Princes and Gods and Kings of Egypt: A Review

A couple of years ago, I edited a commentary on Exodus. I had never taken the time to study the book that deeply before, and I enjoyed the experience. So when I heard that there was a new volume coming out in the Kregel Exegetical Library series on Exodus, I decided to pick it up.

A Commentary on Exodus is by Duane A. Garrett, who teaches at the Southern Baptist Theological Seminary. He has previously published Song of Songs in the Word Biblical Commentary, Proverbs, Ecclesiastes, Song of Songs and Hosea, Joel in the New American Commentary, and A Modern Grammar for Classical Hebrew.

He states at the outset of the commentary, “I have intentionally written this work to fill certain gaps within the literature. To this end, I have been selective and have not dealt with every possible issue” (9). So, for example, he spends a good deal of space in his introduction acquainting his readers with ancient Egypt, since he sees a lack in other commentaries in that regard. He also deals with controversial issues like the date of the exodus (he argues that the data is inconclusive, though the event did happen), the genealogy of Moses, and the locations of the Reed/Red Sea and Sinai. Even when he argues for one side over the other, I thought he still presented the other side of the debate thoroughly, so readers are able to make up their own minds. I would definitely classify him as a maximalist when it comes to the relationship between the Old Testament and archaeology.

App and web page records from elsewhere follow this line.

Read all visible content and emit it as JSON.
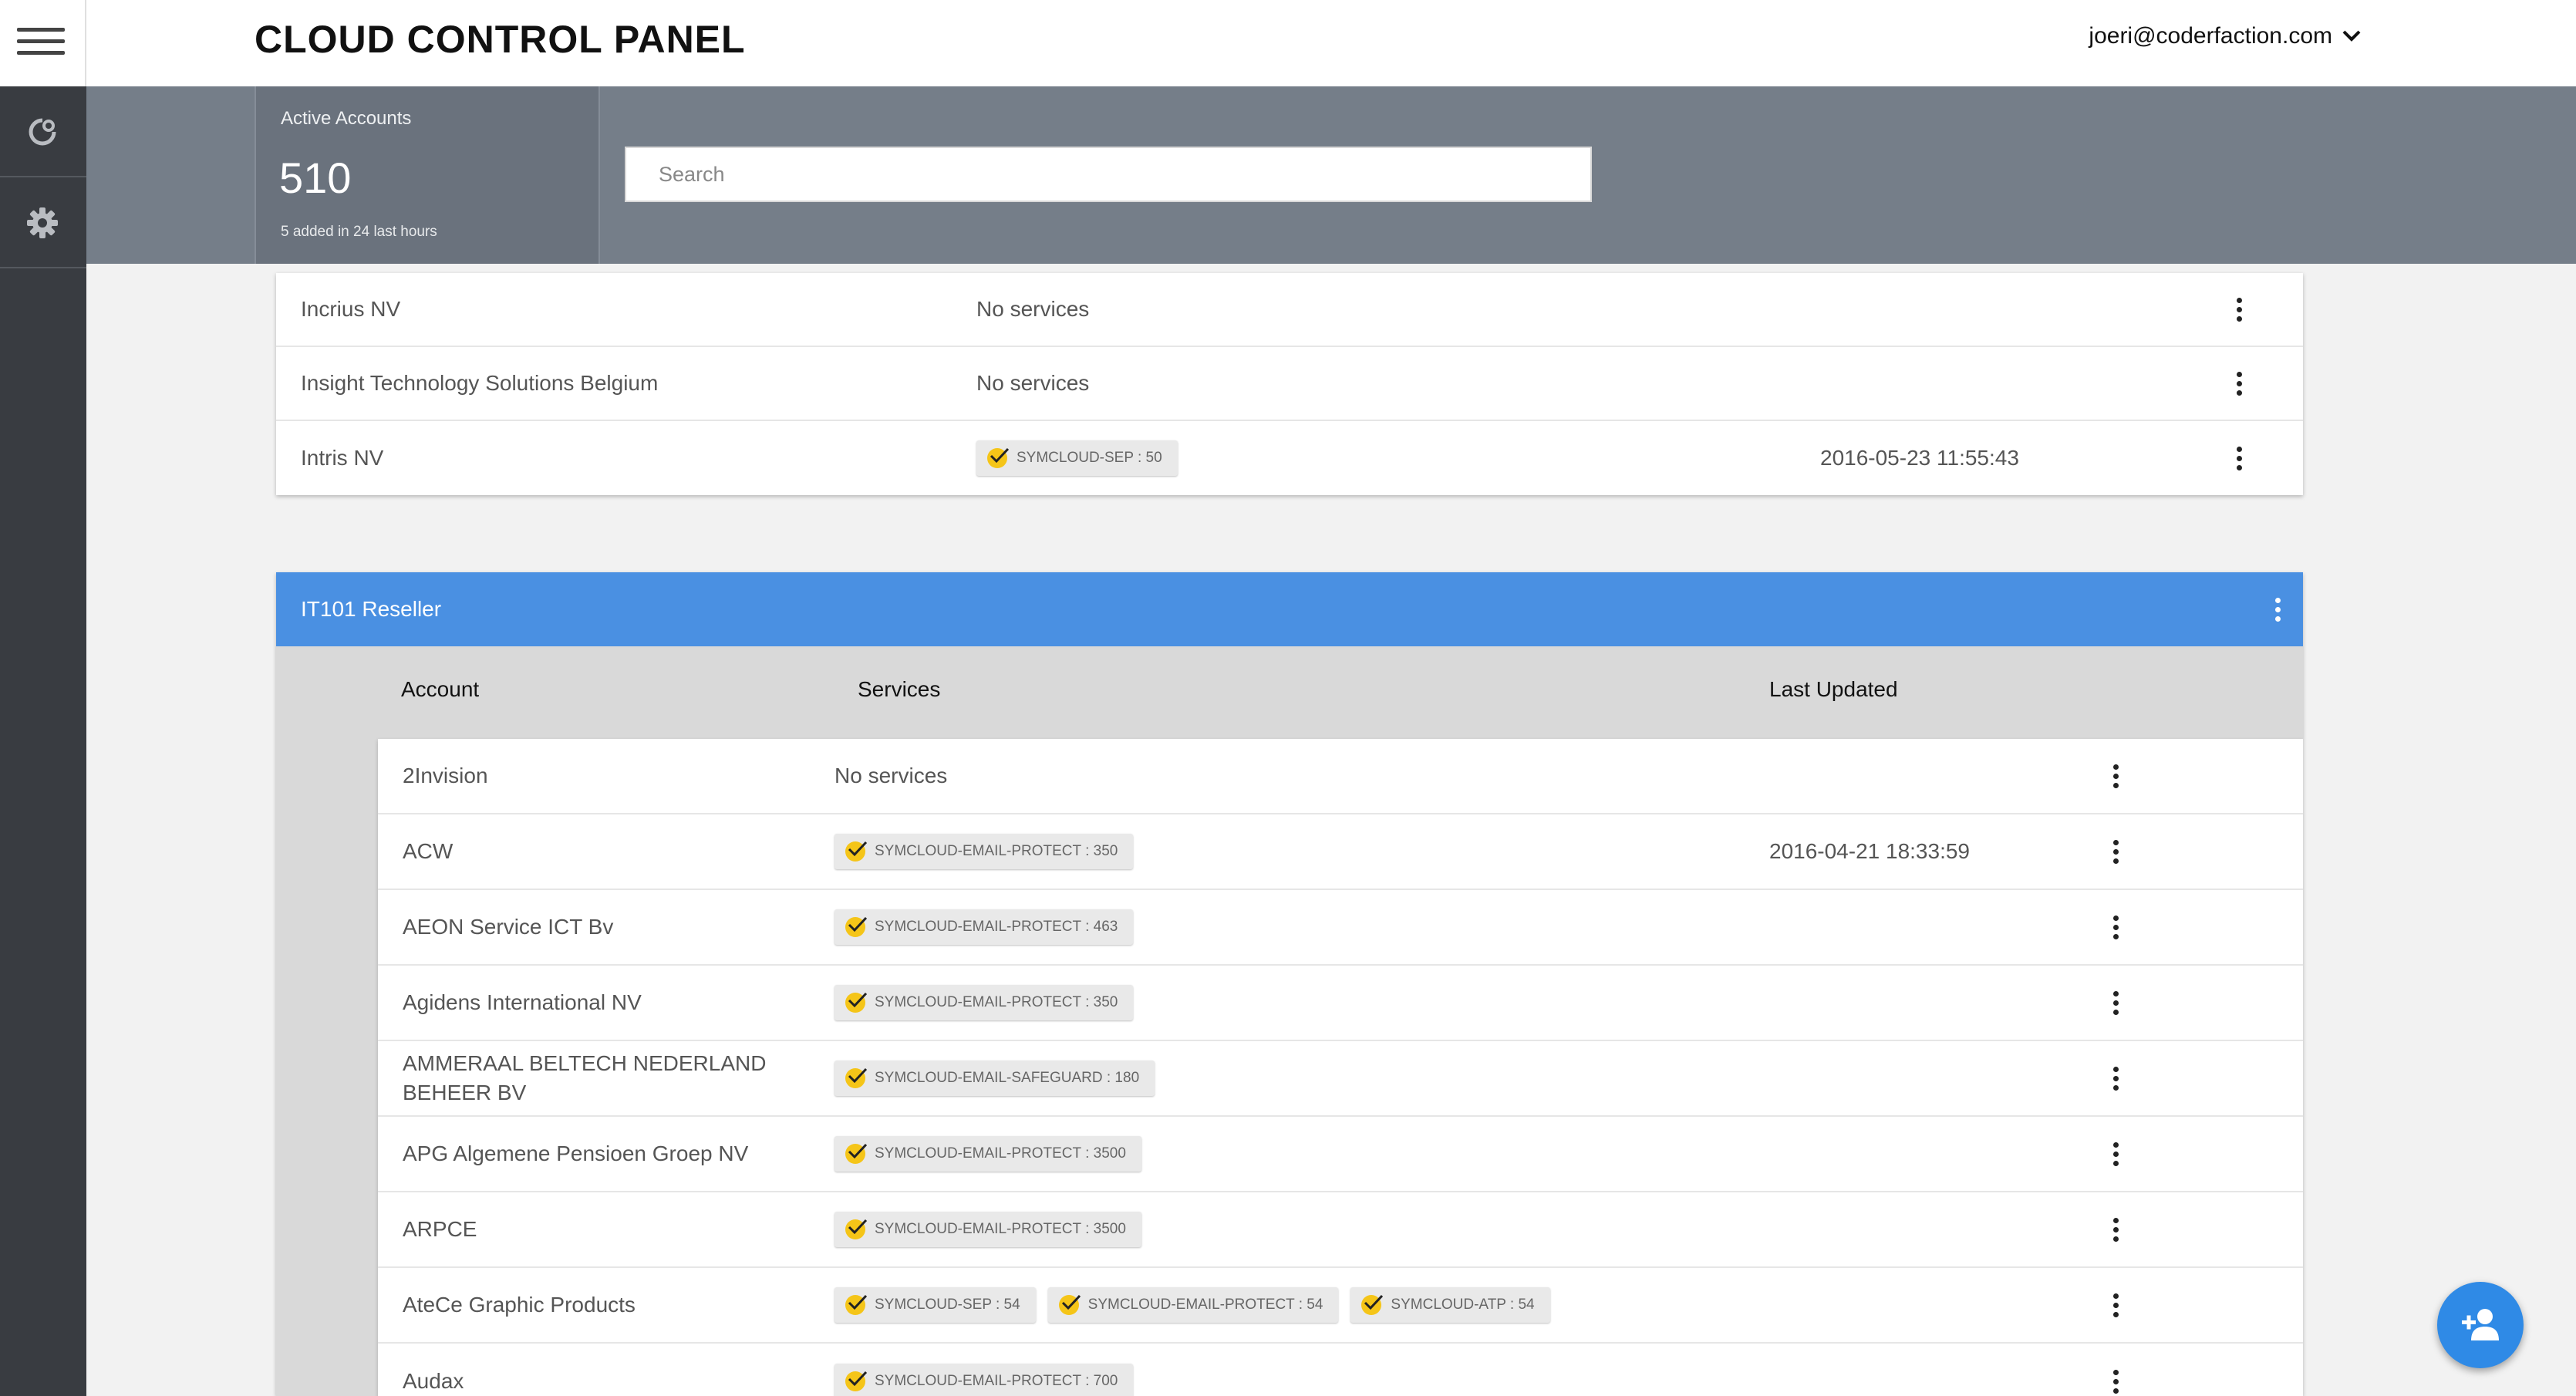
{
  "header": {
    "title": "CLOUD CONTROL PANEL",
    "user_email": "joeri@coderfaction.com"
  },
  "stats": {
    "label": "Active Accounts",
    "count": "510",
    "sub": "5 added in 24 last hours"
  },
  "search": {
    "placeholder": "Search"
  },
  "top_rows": [
    {
      "name": "Incrius NV",
      "services_text": "No services",
      "services": [],
      "date": ""
    },
    {
      "name": "Insight Technology Solutions Belgium",
      "services_text": "No services",
      "services": [],
      "date": ""
    },
    {
      "name": "Intris NV",
      "services_text": "",
      "services": [
        "SYMCLOUD-SEP : 50"
      ],
      "date": "2016-05-23 11:55:43"
    }
  ],
  "group": {
    "title": "IT101 Reseller",
    "columns": {
      "account": "Account",
      "services": "Services",
      "last_updated": "Last Updated"
    },
    "rows": [
      {
        "name": "2Invision",
        "services_text": "No services",
        "services": [],
        "date": ""
      },
      {
        "name": "ACW",
        "services_text": "",
        "services": [
          "SYMCLOUD-EMAIL-PROTECT : 350"
        ],
        "date": "2016-04-21 18:33:59"
      },
      {
        "name": "AEON Service ICT Bv",
        "services_text": "",
        "services": [
          "SYMCLOUD-EMAIL-PROTECT : 463"
        ],
        "date": ""
      },
      {
        "name": "Agidens International NV",
        "services_text": "",
        "services": [
          "SYMCLOUD-EMAIL-PROTECT : 350"
        ],
        "date": ""
      },
      {
        "name": "AMMERAAL BELTECH NEDERLAND BEHEER BV",
        "services_text": "",
        "services": [
          "SYMCLOUD-EMAIL-SAFEGUARD : 180"
        ],
        "date": ""
      },
      {
        "name": "APG Algemene Pensioen Groep NV",
        "services_text": "",
        "services": [
          "SYMCLOUD-EMAIL-PROTECT : 3500"
        ],
        "date": ""
      },
      {
        "name": "ARPCE",
        "services_text": "",
        "services": [
          "SYMCLOUD-EMAIL-PROTECT : 3500"
        ],
        "date": ""
      },
      {
        "name": "AteCe Graphic Products",
        "services_text": "",
        "services": [
          "SYMCLOUD-SEP : 54",
          "SYMCLOUD-EMAIL-PROTECT : 54",
          "SYMCLOUD-ATP : 54"
        ],
        "date": ""
      },
      {
        "name": "Audax",
        "services_text": "",
        "services": [
          "SYMCLOUD-EMAIL-PROTECT : 700"
        ],
        "date": ""
      }
    ]
  },
  "icons": {
    "menu": "hamburger-icon",
    "refresh": "refresh-icon",
    "settings": "gear-icon",
    "dropdown": "chevron-down-icon",
    "service": "check-badge-icon",
    "more": "more-vert-icon",
    "fab": "add-user-icon"
  },
  "colors": {
    "group_header": "#4a90e2",
    "stats_bar": "#757e89",
    "sidebar": "#393c41",
    "fab": "#2f8ae6",
    "service_badge": "#f5c518"
  }
}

Each section of the commentary proper comes in five parts: an introduction, a translation of the passage with textual footnotes, the structure of the passage, a verse-by-verse commentary, and a theological summary of key points. Poems also include the Hebrew text and are broken up into stanzas. For pastors using this commentary, I think the theological summary of key points would be most helpful as they think of how to apply it to their audience. For example, in a section on the vestments of the high priest (28:1–29:37), he writes that “for Israel, the ordained means of approaching God is both personal (the Aaronic priest) and institutional (the whole Tent of Meeting complex). For Christians, analogously, the one access to God is the person of Christ and the one institution ordained by God for his worship is the church, as it was built by Christ himself (Matt 16:18)” (596). Comments like these are helpful for beginning the move from exegesis to application.

The only complaint I have about the commentary is that the table of contents and running heads are not as detailed as I would like; readers who are looking for a particular passage will have to do some flipping to find it. But when the only bad thing you can say about a book is about small formatting issues, you know it is a very good book. I am sure that, if I am called to preach on a passage in Exodus in the near future, this will be one of the first commentaries I consult.

Note: Thanks to the publisher, Kregel, for a copy of this book in exchange for an honest review.